─── Source records

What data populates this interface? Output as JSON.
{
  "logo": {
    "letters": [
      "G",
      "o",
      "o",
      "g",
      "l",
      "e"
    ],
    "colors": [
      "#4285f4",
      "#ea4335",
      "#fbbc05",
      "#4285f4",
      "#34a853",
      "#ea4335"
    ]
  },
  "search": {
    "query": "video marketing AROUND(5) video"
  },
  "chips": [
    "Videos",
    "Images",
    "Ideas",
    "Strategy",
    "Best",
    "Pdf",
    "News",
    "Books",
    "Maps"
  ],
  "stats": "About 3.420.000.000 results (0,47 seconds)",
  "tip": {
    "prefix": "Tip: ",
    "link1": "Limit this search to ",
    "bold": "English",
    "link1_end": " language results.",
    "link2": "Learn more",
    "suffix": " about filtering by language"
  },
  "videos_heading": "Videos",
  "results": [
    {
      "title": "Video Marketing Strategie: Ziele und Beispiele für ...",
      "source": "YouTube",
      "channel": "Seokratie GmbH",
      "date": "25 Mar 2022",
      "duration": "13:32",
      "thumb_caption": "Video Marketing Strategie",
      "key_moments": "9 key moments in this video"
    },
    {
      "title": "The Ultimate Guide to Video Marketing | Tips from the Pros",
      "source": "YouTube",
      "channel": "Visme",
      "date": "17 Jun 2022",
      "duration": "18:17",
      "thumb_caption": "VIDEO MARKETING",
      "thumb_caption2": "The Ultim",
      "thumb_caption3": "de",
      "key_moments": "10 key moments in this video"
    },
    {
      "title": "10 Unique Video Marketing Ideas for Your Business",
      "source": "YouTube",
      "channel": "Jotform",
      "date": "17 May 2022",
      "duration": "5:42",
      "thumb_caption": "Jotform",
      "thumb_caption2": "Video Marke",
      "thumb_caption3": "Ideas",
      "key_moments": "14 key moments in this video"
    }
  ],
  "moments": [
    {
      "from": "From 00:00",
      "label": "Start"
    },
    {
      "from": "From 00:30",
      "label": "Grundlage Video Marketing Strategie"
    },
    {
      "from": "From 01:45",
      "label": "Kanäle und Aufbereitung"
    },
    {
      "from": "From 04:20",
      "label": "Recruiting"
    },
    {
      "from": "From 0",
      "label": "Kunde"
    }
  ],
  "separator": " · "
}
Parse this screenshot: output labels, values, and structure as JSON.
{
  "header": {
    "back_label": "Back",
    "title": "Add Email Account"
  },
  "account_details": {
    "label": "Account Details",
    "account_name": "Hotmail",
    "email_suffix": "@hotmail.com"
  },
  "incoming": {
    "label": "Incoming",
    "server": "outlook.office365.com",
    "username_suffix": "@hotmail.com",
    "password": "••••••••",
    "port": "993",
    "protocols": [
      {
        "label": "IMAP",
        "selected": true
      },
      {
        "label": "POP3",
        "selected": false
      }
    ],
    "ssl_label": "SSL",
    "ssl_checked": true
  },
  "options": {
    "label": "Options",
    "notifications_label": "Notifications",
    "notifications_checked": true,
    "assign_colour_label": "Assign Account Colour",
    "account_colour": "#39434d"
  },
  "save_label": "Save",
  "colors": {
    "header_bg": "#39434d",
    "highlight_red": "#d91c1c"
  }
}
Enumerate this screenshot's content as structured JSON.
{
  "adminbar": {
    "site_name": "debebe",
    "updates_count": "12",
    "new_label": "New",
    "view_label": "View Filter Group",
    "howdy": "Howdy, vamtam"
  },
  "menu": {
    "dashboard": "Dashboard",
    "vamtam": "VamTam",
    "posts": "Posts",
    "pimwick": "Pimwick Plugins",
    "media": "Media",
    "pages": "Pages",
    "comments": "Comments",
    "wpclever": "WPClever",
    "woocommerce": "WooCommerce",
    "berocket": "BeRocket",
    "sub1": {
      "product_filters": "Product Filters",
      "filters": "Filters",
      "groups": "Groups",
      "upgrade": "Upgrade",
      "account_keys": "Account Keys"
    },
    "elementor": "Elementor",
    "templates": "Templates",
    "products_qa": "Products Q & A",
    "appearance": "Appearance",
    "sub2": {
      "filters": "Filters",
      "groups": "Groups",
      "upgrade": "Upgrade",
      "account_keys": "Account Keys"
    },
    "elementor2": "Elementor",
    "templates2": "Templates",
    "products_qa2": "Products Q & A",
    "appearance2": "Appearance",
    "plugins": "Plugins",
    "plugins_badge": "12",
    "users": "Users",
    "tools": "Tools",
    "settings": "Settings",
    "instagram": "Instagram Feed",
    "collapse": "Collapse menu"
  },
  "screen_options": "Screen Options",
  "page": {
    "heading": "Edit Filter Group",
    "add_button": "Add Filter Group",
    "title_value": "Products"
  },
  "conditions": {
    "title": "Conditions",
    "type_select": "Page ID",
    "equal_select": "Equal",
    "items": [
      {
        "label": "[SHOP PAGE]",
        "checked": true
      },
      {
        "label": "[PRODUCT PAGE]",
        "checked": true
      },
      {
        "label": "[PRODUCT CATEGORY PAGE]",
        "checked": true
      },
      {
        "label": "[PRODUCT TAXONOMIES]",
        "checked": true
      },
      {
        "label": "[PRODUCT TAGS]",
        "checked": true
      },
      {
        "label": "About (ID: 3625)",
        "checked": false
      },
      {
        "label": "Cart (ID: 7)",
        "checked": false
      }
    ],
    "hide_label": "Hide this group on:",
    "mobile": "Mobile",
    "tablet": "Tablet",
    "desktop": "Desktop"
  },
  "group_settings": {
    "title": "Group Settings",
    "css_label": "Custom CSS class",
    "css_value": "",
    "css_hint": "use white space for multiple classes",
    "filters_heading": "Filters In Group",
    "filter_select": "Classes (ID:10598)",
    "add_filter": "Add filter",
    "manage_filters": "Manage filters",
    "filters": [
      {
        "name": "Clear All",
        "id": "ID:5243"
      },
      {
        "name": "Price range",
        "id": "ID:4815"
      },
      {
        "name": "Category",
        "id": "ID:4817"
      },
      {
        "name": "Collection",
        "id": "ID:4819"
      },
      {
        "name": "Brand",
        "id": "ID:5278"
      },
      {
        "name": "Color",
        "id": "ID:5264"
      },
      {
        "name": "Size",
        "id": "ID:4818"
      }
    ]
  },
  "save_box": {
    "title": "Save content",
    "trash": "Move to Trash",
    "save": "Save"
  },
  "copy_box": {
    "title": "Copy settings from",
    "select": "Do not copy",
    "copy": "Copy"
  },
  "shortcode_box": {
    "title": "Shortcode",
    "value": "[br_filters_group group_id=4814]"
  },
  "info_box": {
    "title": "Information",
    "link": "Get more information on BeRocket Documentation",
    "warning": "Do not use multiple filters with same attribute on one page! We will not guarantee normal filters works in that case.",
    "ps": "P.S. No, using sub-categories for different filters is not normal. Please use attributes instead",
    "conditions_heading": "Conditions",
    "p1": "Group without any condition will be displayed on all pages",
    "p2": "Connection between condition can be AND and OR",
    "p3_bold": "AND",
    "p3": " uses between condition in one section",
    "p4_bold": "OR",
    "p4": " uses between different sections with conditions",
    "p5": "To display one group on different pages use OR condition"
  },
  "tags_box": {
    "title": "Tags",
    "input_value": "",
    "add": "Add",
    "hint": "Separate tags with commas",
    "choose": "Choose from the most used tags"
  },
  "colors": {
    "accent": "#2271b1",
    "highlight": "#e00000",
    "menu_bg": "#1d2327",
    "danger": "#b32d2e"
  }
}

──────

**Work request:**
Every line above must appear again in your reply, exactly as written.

**Task output:**
What data populates this interface? Output as JSON.
{
  "logo": {
    "letters": [
      "G",
      "o",
      "o",
      "g",
      "l",
      "e"
    ],
    "colors": [
      "#4285f4",
      "#ea4335",
      "#fbbc05",
      "#4285f4",
      "#34a853",
      "#ea4335"
    ]
  },
  "search": {
    "query": "video marketing AROUND(5) video"
  },
  "chips": [
    "Videos",
    "Images",
    "Ideas",
    "Strategy",
    "Best",
    "Pdf",
    "News",
    "Books",
    "Maps"
  ],
  "stats": "About 3.420.000.000 results (0,47 seconds)",
  "tip": {
    "prefix": "Tip: ",
    "link1": "Limit this search to ",
    "bold": "English",
    "link1_end": " language results.",
    "link2": "Learn more",
    "suffix": " about filtering by language"
  },
  "videos_heading": "Videos",
  "results": [
    {
      "title": "Video Marketing Strategie: Ziele und Beispiele für ...",
      "source": "YouTube",
      "channel": "Seokratie GmbH",
      "date": "25 Mar 2022",
      "duration": "13:32",
      "thumb_caption": "Video Marketing Strategie",
      "key_moments": "9 key moments in this video"
    },
    {
      "title": "The Ultimate Guide to Video Marketing | Tips from the Pros",
      "source": "YouTube",
      "channel": "Visme",
      "date": "17 Jun 2022",
      "duration": "18:17",
      "thumb_caption": "VIDEO MARKETING",
      "thumb_caption2": "The Ultim",
      "thumb_caption3": "de",
      "key_moments": "10 key moments in this video"
    },
    {
      "title": "10 Unique Video Marketing Ideas for Your Business",
      "source": "YouTube",
      "channel": "Jotform",
      "date": "17 May 2022",
      "duration": "5:42",
      "thumb_caption": "Jotform",
      "thumb_caption2": "Video Marke",
      "thumb_caption3": "Ideas",
      "key_moments": "14 key moments in this video"
    }
  ],
  "moments": [
    {
      "from": "From 00:00",
      "label": "Start"
    },
    {
      "from": "From 00:30",
      "label": "Grundlage Video Marketing Strategie"
    },
    {
      "from": "From 01:45",
      "label": "Kanäle und Aufbereitung"
    },
    {
      "from": "From 04:20",
      "label": "Recruiting"
    },
    {
      "from": "From 0",
      "label": "Kunde"
    }
  ],
  "separator": " · "
}
Parse this screenshot: output labels, values, and structure as JSON.
{
  "header": {
    "back_label": "Back",
    "title": "Add Email Account"
  },
  "account_details": {
    "label": "Account Details",
    "account_name": "Hotmail",
    "email_suffix": "@hotmail.com"
  },
  "incoming": {
    "label": "Incoming",
    "server": "outlook.office365.com",
    "username_suffix": "@hotmail.com",
    "password": "••••••••",
    "port": "993",
    "protocols": [
      {
        "label": "IMAP",
        "selected": true
      },
      {
        "label": "POP3",
        "selected": false
      }
    ],
    "ssl_label": "SSL",
    "ssl_checked": true
  },
  "options": {
    "label": "Options",
    "notifications_label": "Notifications",
    "notifications_checked": true,
    "assign_colour_label": "Assign Account Colour",
    "account_colour": "#39434d"
  },
  "save_label": "Save",
  "colors": {
    "header_bg": "#39434d",
    "highlight_red": "#d91c1c"
  }
}
Enumerate this screenshot's content as structured JSON.
{
  "adminbar": {
    "site_name": "debebe",
    "updates_count": "12",
    "new_label": "New",
    "view_label": "View Filter Group",
    "howdy": "Howdy, vamtam"
  },
  "menu": {
    "dashboard": "Dashboard",
    "vamtam": "VamTam",
    "posts": "Posts",
    "pimwick": "Pimwick Plugins",
    "media": "Media",
    "pages": "Pages",
    "comments": "Comments",
    "wpclever": "WPClever",
    "woocommerce": "WooCommerce",
    "berocket": "BeRocket",
    "sub1": {
      "product_filters": "Product Filters",
      "filters": "Filters",
      "groups": "Groups",
      "upgrade": "Upgrade",
      "account_keys": "Account Keys"
    },
    "elementor": "Elementor",
    "templates": "Templates",
    "products_qa": "Products Q & A",
    "appearance": "Appearance",
    "sub2": {
      "filters": "Filters",
      "groups": "Groups",
      "upgrade": "Upgrade",
      "account_keys": "Account Keys"
    },
    "elementor2": "Elementor",
    "templates2": "Templates",
    "products_qa2": "Products Q & A",
    "appearance2": "Appearance",
    "plugins": "Plugins",
    "plugins_badge": "12",
    "users": "Users",
    "tools": "Tools",
    "settings": "Settings",
    "instagram": "Instagram Feed",
    "collapse": "Collapse menu"
  },
  "screen_options": "Screen Options",
  "page": {
    "heading": "Edit Filter Group",
    "add_button": "Add Filter Group",
    "title_value": "Products"
  },
  "conditions": {
    "title": "Conditions",
    "type_select": "Page ID",
    "equal_select": "Equal",
    "items": [
      {
        "label": "[SHOP PAGE]",
        "checked": true
      },
      {
        "label": "[PRODUCT PAGE]",
        "checked": true
      },
      {
        "label": "[PRODUCT CATEGORY PAGE]",
        "checked": true
      },
      {
        "label": "[PRODUCT TAXONOMIES]",
        "checked": true
      },
      {
        "label": "[PRODUCT TAGS]",
        "checked": true
      },
      {
        "label": "About (ID: 3625)",
        "checked": false
      },
      {
        "label": "Cart (ID: 7)",
        "checked": false
      }
    ],
    "hide_label": "Hide this group on:",
    "mobile": "Mobile",
    "tablet": "Tablet",
    "desktop": "Desktop"
  },
  "group_settings": {
    "title": "Group Settings",
    "css_label": "Custom CSS class",
    "css_value": "",
    "css_hint": "use white space for multiple classes",
    "filters_heading": "Filters In Group",
    "filter_select": "Classes (ID:10598)",
    "add_filter": "Add filter",
    "manage_filters": "Manage filters",
    "filters": [
      {
        "name": "Clear All",
        "id": "ID:5243"
      },
      {
        "name": "Price range",
        "id": "ID:4815"
      },
      {
        "name": "Category",
        "id": "ID:4817"
      },
      {
        "name": "Collection",
        "id": "ID:4819"
      },
      {
        "name": "Brand",
        "id": "ID:5278"
      },
      {
        "name": "Color",
        "id": "ID:5264"
      },
      {
        "name": "Size",
        "id": "ID:4818"
      }
    ]
  },
  "save_box": {
    "title": "Save content",
    "trash": "Move to Trash",
    "save": "Save"
  },
  "copy_box": {
    "title": "Copy settings from",
    "select": "Do not copy",
    "copy": "Copy"
  },
  "shortcode_box": {
    "title": "Shortcode",
    "value": "[br_filters_group group_id=4814]"
  },
  "info_box": {
    "title": "Information",
    "link": "Get more information on BeRocket Documentation",
    "warning": "Do not use multiple filters with same attribute on one page! We will not guarantee normal filters works in that case.",
    "ps": "P.S. No, using sub-categories for different filters is not normal. Please use attributes instead",
    "conditions_heading": "Conditions",
    "p1": "Group without any condition will be displayed on all pages",
    "p2": "Connection between condition can be AND and OR",
    "p3_bold": "AND",
    "p3": " uses between condition in one section",
    "p4_bold": "OR",
    "p4": " uses between different sections with conditions",
    "p5": "To display one group on different pages use OR condition"
  },
  "tags_box": {
    "title": "Tags",
    "input_value": "",
    "add": "Add",
    "hint": "Separate tags with commas",
    "choose": "Choose from the most used tags"
  },
  "colors": {
    "accent": "#2271b1",
    "highlight": "#e00000",
    "menu_bg": "#1d2327",
    "danger": "#b32d2e"
  }
}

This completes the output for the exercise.